“I try to turn my emotions off,” Dr. Samali, 28, said of the current turbulence in Iran. “The Bahais in Iran go through this every day. It’s sad to see this, but maybe this is a way for the truth to come out.”

The Bahais have long served as the proverbial canaries in the coal mine of Iran’s theocracy. Their persecution, as documented over nearly 30 years in numerous human rights reports, has contradicted all the näively hopeful predictions that the hard-line surface of Iran obscures a deeper wellspring of moderation and tolerance.

In 1983, the Iranian government banned all official Bahai activity. Deeming the faith an apostasy, Iran’s fundamentalist Shiite government has denied Bahais higher education, confiscated Bahai property, desecrated Bahai cemeteries and refused to recognize Bahai marriages.

During the recent upheaval, which is essentially a struggle among Shiites over the dubious re-election of President Mahmoud Ahmadinejad, Bahais have again served as scapegoats. Supporters of President Ahmadinejad have recycled the canard that Bahais are American spies and secret Zionists, and have added a new one, claiming the British Broadcasting Corporation stands for the Bahai Broadcasting Company.

The rhetorical attacks have coincided with the government’s decision to put seven Bahai leaders on trial on July 11 in a so-called Revolutionary Court. The leaders, arrested in early 2008, face charges of “espionage for Israel, insulting religious sanctities and propaganda against the Islamic Republic,” according to official Iranian press reports. Espionage is punishable by death.

So, for the 165,000 Bahais in the United States, at least 10,000 of whom are refugees from Iran, the questionable election and the crackdown on protesters come as grim confirmation of the government’s character.

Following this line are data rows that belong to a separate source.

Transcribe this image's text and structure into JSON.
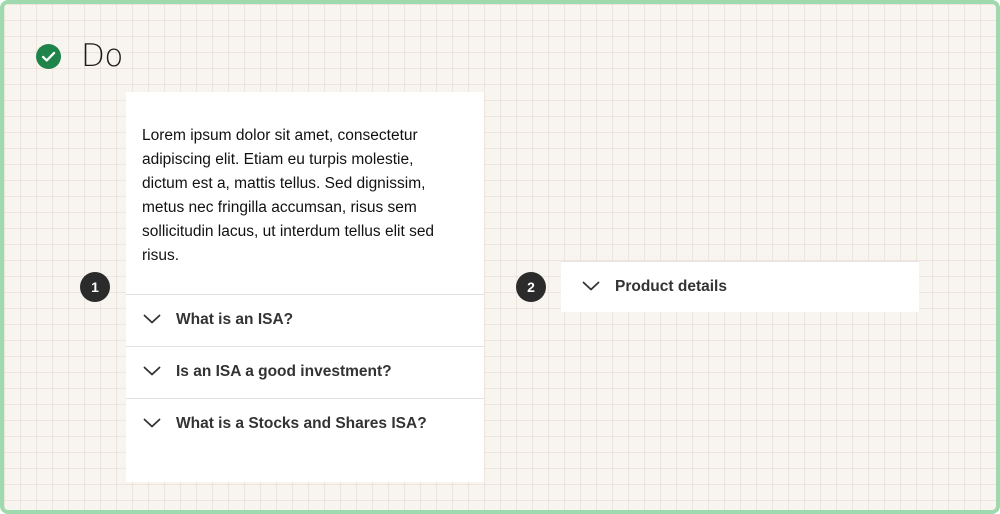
{
  "header": {
    "title": "Do",
    "icon": "check-circle-icon",
    "icon_color": "#1e8449"
  },
  "example1": {
    "badge": "1",
    "body_text": "Lorem ipsum dolor sit amet, consectetur adipiscing elit. Etiam eu turpis molestie, dictum est a, mattis tellus. Sed dignissim, metus nec fringilla accumsan, risus sem sollicitudin lacus, ut interdum tellus elit sed risus.",
    "items": [
      {
        "label": "What is an ISA?",
        "icon": "chevron-down-icon"
      },
      {
        "label": "Is an ISA a good investment?",
        "icon": "chevron-down-icon"
      },
      {
        "label": "What is a Stocks and Shares ISA?",
        "icon": "chevron-down-icon"
      }
    ]
  },
  "example2": {
    "badge": "2",
    "items": [
      {
        "label": "Product details",
        "icon": "chevron-down-icon"
      }
    ]
  },
  "colors": {
    "frame_border": "#9fd9ae",
    "background": "#f8f4ef",
    "badge": "#2b2b2b"
  }
}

“I feel a sense of turmoil in my heart,” said Farhad Sabetan, a spokesman for the Bahai International Community, the organization that represents Bahai interests at the United Nations. “Bahais have gone through this kind of pressure for over the last 30 years, and the way they’ve been treated is how the Iranian people are now being treated.”

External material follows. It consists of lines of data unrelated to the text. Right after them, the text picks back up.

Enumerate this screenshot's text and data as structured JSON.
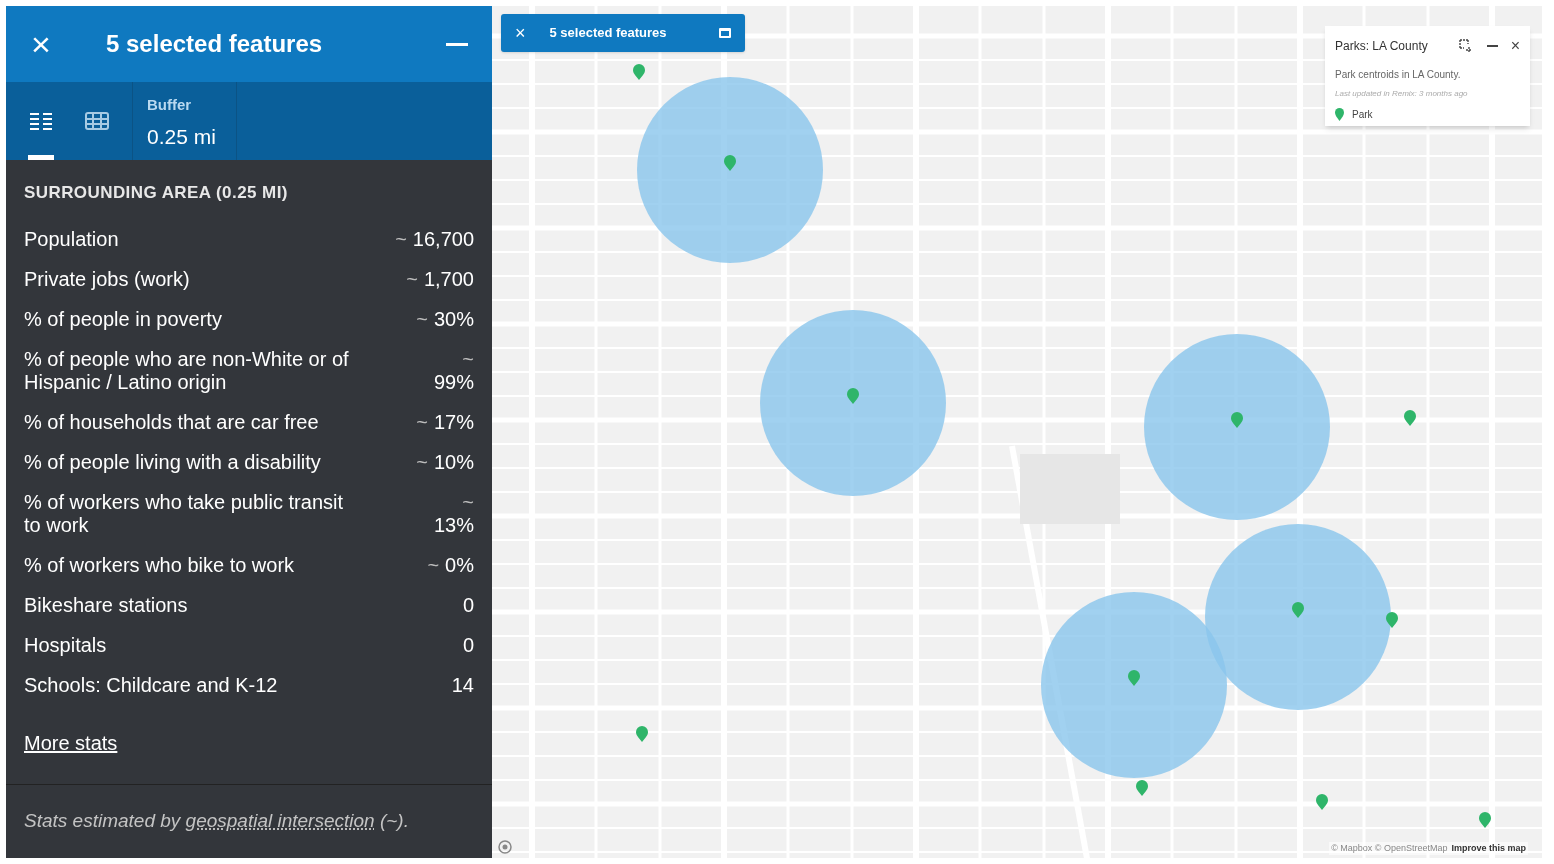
{
  "panel": {
    "title": "5 selected features",
    "close_icon": "×",
    "tabs": [
      {
        "kind": "list",
        "selected": true
      },
      {
        "kind": "table",
        "selected": false
      }
    ],
    "buffer": {
      "label": "Buffer",
      "value": "0.25 mi"
    },
    "section_title": "SURROUNDING AREA (0.25 MI)",
    "stats": [
      {
        "kind": "single",
        "label": "Population",
        "prefix": "~",
        "value": "16,700"
      },
      {
        "kind": "single",
        "label": "Private jobs (work)",
        "prefix": "~",
        "value": "1,700"
      },
      {
        "kind": "single",
        "label": "% of people in poverty",
        "prefix": "~",
        "value": "30%"
      },
      {
        "kind": "wrapped",
        "label": "% of people who are non-White or of Hispanic / Latino origin",
        "prefix": "~",
        "value": "99%"
      },
      {
        "kind": "single",
        "label": "% of households that are car free",
        "prefix": "~",
        "value": "17%"
      },
      {
        "kind": "single",
        "label": "% of people living with a disability",
        "prefix": "~",
        "value": "10%"
      },
      {
        "kind": "wrapped",
        "label": "% of workers who take public transit to work",
        "prefix": "~",
        "value": "13%"
      },
      {
        "kind": "single",
        "label": "% of workers who bike to work",
        "prefix": "~",
        "value": "0%"
      },
      {
        "kind": "single",
        "label": "Bikeshare stations",
        "value": "0"
      },
      {
        "kind": "single",
        "label": "Hospitals",
        "value": "0"
      },
      {
        "kind": "single",
        "label": "Schools: Childcare and K-12",
        "value": "14"
      }
    ],
    "more_link": "More stats",
    "footnote": "Stats estimated by **geospatial intersection** (~)."
  },
  "map": {
    "selection_pill": {
      "title": "5 selected features"
    },
    "legend": {
      "title": "Parks: LA County",
      "description": "Park centroids in LA County.",
      "updated": "Last updated in Remix: 3 months ago",
      "items": [
        {
          "label": "Park",
          "color": "#2fb56a"
        }
      ]
    },
    "attribution": "© Mapbox © OpenStreetMap",
    "improve_link": "Improve this map"
  }
}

The Bahai community in Clifton embodies both stirring achievement and unrelenting tragedy. A mixture of American converts and Iranian immigrants and refugees, the group operates a Bahai center for classes and celebrations and elects a nine-member “spiritual assembly.”

One of those nine, Habib Hosseiny, was born and raised in Iran, becoming a professor of English. He was studying for his master’s degree at the School for International Training in Brattleboro, Vt., when the Islamic revolution overthrew the shah in 1979. After hearing of the execution of seven Bahai leaders in 1981 in Hamadan — “all my friends, such beautiful people,” Mr. Hosseiny said — he decided not to return.

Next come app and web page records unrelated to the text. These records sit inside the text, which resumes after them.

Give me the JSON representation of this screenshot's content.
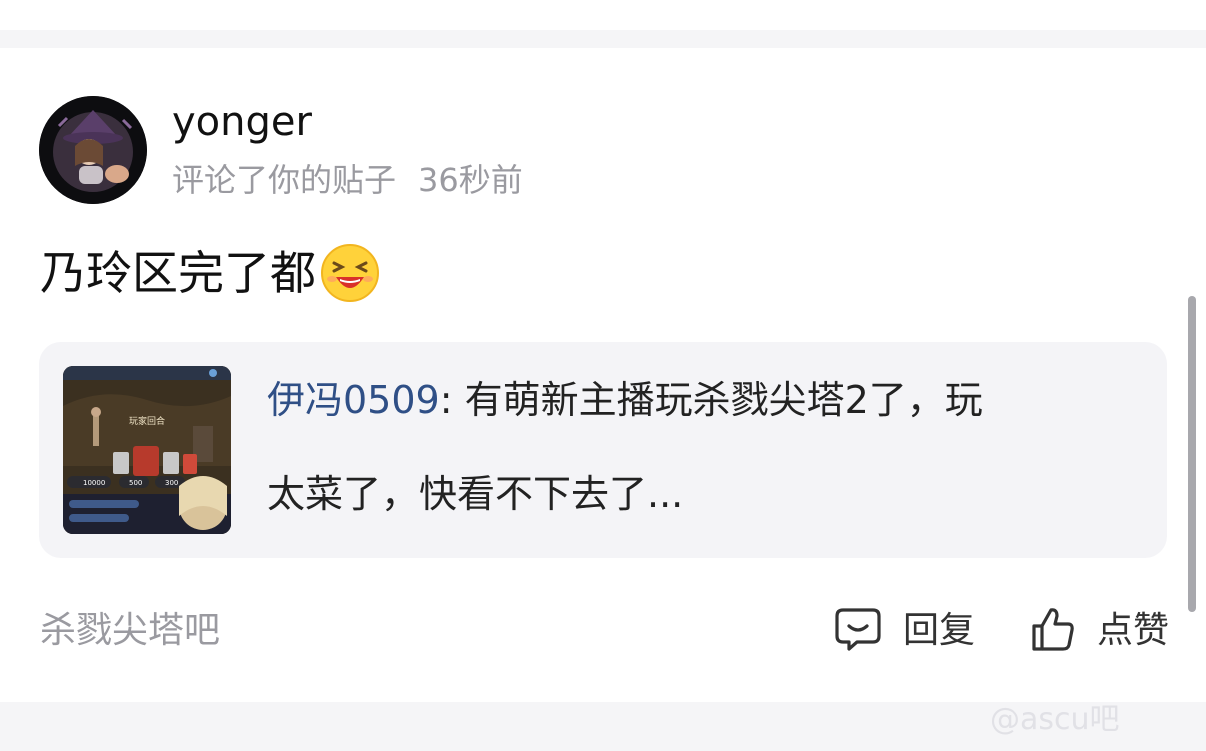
{
  "post": {
    "username": "yonger",
    "action": "评论了你的贴子",
    "time": "36秒前",
    "comment": "乃玲区完了都",
    "comment_emoji": "laughing-face-emoji"
  },
  "quote": {
    "author": "伊冯0509",
    "text_line1": ": 有萌新主播玩杀戮尖塔2了，玩",
    "text_line2": "太菜了，快看不下去了...",
    "thumbnail": {
      "caption": "玩家回合",
      "stat1": "10000",
      "stat2": "500",
      "stat3": "300"
    }
  },
  "footer": {
    "forum_tag": "杀戮尖塔吧",
    "reply_label": "回复",
    "like_label": "点赞"
  },
  "watermark": "@ascu吧",
  "colors": {
    "author_blue": "#2f4f86",
    "meta_gray": "#9a9aa0",
    "quote_bg": "#f4f4f7"
  }
}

In the United States, Mr. Hosseiny built a career teaching English as a second language in colleges and high schools. He and his wife, Ahdieh, raised children, who gave them grandchildren. His Bahai friends in Clifton included doctors, engineers and journalists.

All the while, from afar, Mr. Hosseiny followed the waves of persecution in Iran. His father-in-law was imprisoned three times. A gynecologist who served on the spiritual assembly in Mr. Hosseiny’s home city, Kermanshah, was arrested and killed. The Iranian government seized Mr. Hosseiny’s home and all of his savings.

“When you’re strong in your faith, you accept this as a test,” Mr. Hosseiny, 69, said. “You want to take on important, difficult tests, so you can achieve.”

Even after 30 years of official oppression of Bahais, Mr. Hosseiny repeats a mantra that mullahs plainly do not hear: that Bahaism is a religion of peace, that Bahais are not political, that Bahais support the government wherever they live. All the Bahais in Iran want, he said, are the same human rights as other citizens.

As he watches the news, as he tries to call relatives in Iran, as he tracks events as obsessively as Dr. Samali tries to screen them out, Mr. Hosseiny has arrived at a conclusion similar to hers. Maybe the Bahais have achieved some kind of equality at last.

Attacked by the Basij militia and the Revolutionary Guard, assaulted with water cannons and guns, Iranian Muslims, at least the ones who publicly call for fair elections and human rights, are being treated just like Bahais.